* PROBLEM DETAILS *
Every entry that follows should be output again, word for word.

* MATERIAL PROVIDED *
[Start of section]

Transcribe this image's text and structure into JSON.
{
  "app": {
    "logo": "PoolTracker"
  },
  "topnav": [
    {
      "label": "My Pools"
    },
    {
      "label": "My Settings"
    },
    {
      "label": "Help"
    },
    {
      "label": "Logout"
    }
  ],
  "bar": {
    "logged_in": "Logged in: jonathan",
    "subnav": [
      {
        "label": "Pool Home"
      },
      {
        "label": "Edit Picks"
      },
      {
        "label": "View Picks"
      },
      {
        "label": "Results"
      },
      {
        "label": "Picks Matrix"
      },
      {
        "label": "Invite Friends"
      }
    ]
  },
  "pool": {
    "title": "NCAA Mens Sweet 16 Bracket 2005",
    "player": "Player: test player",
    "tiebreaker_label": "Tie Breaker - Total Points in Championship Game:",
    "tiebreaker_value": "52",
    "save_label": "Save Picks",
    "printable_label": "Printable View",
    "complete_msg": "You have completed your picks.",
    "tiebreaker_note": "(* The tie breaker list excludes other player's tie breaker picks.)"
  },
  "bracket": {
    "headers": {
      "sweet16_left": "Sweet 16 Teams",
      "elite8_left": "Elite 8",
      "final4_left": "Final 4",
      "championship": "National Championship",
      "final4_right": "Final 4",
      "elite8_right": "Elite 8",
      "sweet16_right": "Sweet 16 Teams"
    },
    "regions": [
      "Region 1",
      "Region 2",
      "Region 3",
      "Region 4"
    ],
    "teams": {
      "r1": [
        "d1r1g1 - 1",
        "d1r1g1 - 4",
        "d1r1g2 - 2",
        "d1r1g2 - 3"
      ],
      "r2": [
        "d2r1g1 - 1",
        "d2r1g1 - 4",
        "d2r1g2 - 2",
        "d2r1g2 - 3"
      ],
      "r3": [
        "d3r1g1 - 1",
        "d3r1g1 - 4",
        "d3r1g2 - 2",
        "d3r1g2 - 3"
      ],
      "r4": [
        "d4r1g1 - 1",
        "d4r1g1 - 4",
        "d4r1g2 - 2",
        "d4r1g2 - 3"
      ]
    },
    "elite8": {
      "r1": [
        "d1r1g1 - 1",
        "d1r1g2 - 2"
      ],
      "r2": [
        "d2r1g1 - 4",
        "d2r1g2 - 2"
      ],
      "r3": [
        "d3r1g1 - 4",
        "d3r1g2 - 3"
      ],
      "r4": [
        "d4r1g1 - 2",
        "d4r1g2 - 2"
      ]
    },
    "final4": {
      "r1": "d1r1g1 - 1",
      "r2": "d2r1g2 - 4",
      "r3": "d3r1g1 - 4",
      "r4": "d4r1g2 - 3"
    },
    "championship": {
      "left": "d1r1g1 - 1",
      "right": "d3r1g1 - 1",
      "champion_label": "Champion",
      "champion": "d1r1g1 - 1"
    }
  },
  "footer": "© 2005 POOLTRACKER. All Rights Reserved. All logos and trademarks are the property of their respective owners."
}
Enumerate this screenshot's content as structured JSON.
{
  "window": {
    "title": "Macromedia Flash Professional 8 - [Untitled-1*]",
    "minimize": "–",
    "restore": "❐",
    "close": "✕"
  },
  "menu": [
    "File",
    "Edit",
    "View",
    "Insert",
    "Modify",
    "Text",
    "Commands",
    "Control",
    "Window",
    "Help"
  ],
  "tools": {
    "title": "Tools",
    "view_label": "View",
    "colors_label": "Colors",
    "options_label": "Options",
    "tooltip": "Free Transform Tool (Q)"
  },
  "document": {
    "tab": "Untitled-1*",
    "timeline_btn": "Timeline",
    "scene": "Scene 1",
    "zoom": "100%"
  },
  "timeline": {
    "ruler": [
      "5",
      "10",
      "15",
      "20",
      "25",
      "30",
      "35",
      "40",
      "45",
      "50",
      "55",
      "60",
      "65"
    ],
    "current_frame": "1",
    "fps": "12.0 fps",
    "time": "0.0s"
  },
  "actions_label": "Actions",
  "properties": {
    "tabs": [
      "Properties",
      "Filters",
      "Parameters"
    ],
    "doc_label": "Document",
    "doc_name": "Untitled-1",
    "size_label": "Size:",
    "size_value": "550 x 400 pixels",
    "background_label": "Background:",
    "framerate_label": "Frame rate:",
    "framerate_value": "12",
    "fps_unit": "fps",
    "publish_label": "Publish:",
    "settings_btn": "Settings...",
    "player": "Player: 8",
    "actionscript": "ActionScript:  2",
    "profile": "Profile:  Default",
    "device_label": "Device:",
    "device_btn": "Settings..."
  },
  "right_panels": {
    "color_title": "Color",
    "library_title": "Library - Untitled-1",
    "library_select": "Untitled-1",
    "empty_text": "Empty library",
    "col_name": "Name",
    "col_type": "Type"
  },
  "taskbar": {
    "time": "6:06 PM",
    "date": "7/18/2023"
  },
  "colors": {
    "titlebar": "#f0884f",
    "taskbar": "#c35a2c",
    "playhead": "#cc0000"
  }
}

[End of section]

* TASK OUTPUT *
Transcribe this image's text and structure into JSON.
{
  "app": {
    "logo": "PoolTracker"
  },
  "topnav": [
    {
      "label": "My Pools"
    },
    {
      "label": "My Settings"
    },
    {
      "label": "Help"
    },
    {
      "label": "Logout"
    }
  ],
  "bar": {
    "logged_in": "Logged in: jonathan",
    "subnav": [
      {
        "label": "Pool Home"
      },
      {
        "label": "Edit Picks"
      },
      {
        "label": "View Picks"
      },
      {
        "label": "Results"
      },
      {
        "label": "Picks Matrix"
      },
      {
        "label": "Invite Friends"
      }
    ]
  },
  "pool": {
    "title": "NCAA Mens Sweet 16 Bracket 2005",
    "player": "Player: test player",
    "tiebreaker_label": "Tie Breaker - Total Points in Championship Game:",
    "tiebreaker_value": "52",
    "save_label": "Save Picks",
    "printable_label": "Printable View",
    "complete_msg": "You have completed your picks.",
    "tiebreaker_note": "(* The tie breaker list excludes other player's tie breaker picks.)"
  },
  "bracket": {
    "headers": {
      "sweet16_left": "Sweet 16 Teams",
      "elite8_left": "Elite 8",
      "final4_left": "Final 4",
      "championship": "National Championship",
      "final4_right": "Final 4",
      "elite8_right": "Elite 8",
      "sweet16_right": "Sweet 16 Teams"
    },
    "regions": [
      "Region 1",
      "Region 2",
      "Region 3",
      "Region 4"
    ],
    "teams": {
      "r1": [
        "d1r1g1 - 1",
        "d1r1g1 - 4",
        "d1r1g2 - 2",
        "d1r1g2 - 3"
      ],
      "r2": [
        "d2r1g1 - 1",
        "d2r1g1 - 4",
        "d2r1g2 - 2",
        "d2r1g2 - 3"
      ],
      "r3": [
        "d3r1g1 - 1",
        "d3r1g1 - 4",
        "d3r1g2 - 2",
        "d3r1g2 - 3"
      ],
      "r4": [
        "d4r1g1 - 1",
        "d4r1g1 - 4",
        "d4r1g2 - 2",
        "d4r1g2 - 3"
      ]
    },
    "elite8": {
      "r1": [
        "d1r1g1 - 1",
        "d1r1g2 - 2"
      ],
      "r2": [
        "d2r1g1 - 4",
        "d2r1g2 - 2"
      ],
      "r3": [
        "d3r1g1 - 4",
        "d3r1g2 - 3"
      ],
      "r4": [
        "d4r1g1 - 2",
        "d4r1g2 - 2"
      ]
    },
    "final4": {
      "r1": "d1r1g1 - 1",
      "r2": "d2r1g2 - 4",
      "r3": "d3r1g1 - 4",
      "r4": "d4r1g2 - 3"
    },
    "championship": {
      "left": "d1r1g1 - 1",
      "right": "d3r1g1 - 1",
      "champion_label": "Champion",
      "champion": "d1r1g1 - 1"
    }
  },
  "footer": "© 2005 POOLTRACKER. All Rights Reserved. All logos and trademarks are the property of their respective owners."
}
Enumerate this screenshot's content as structured JSON.
{
  "window": {
    "title": "Macromedia Flash Professional 8 - [Untitled-1*]",
    "minimize": "–",
    "restore": "❐",
    "close": "✕"
  },
  "menu": [
    "File",
    "Edit",
    "View",
    "Insert",
    "Modify",
    "Text",
    "Commands",
    "Control",
    "Window",
    "Help"
  ],
  "tools": {
    "title": "Tools",
    "view_label": "View",
    "colors_label": "Colors",
    "options_label": "Options",
    "tooltip": "Free Transform Tool (Q)"
  },
  "document": {
    "tab": "Untitled-1*",
    "timeline_btn": "Timeline",
    "scene": "Scene 1",
    "zoom": "100%"
  },
  "timeline": {
    "ruler": [
      "5",
      "10",
      "15",
      "20",
      "25",
      "30",
      "35",
      "40",
      "45",
      "50",
      "55",
      "60",
      "65"
    ],
    "current_frame": "1",
    "fps": "12.0 fps",
    "time": "0.0s"
  },
  "actions_label": "Actions",
  "properties": {
    "tabs": [
      "Properties",
      "Filters",
      "Parameters"
    ],
    "doc_label": "Document",
    "doc_name": "Untitled-1",
    "size_label": "Size:",
    "size_value": "550 x 400 pixels",
    "background_label": "Background:",
    "framerate_label": "Frame rate:",
    "framerate_value": "12",
    "fps_unit": "fps",
    "publish_label": "Publish:",
    "settings_btn": "Settings...",
    "player": "Player: 8",
    "actionscript": "ActionScript:  2",
    "profile": "Profile:  Default",
    "device_label": "Device:",
    "device_btn": "Settings..."
  },
  "right_panels": {
    "color_title": "Color",
    "library_title": "Library - Untitled-1",
    "library_select": "Untitled-1",
    "empty_text": "Empty library",
    "col_name": "Name",
    "col_type": "Type"
  },
  "taskbar": {
    "time": "6:06 PM",
    "date": "7/18/2023"
  },
  "colors": {
    "titlebar": "#f0884f",
    "taskbar": "#c35a2c",
    "playhead": "#cc0000"
  }
}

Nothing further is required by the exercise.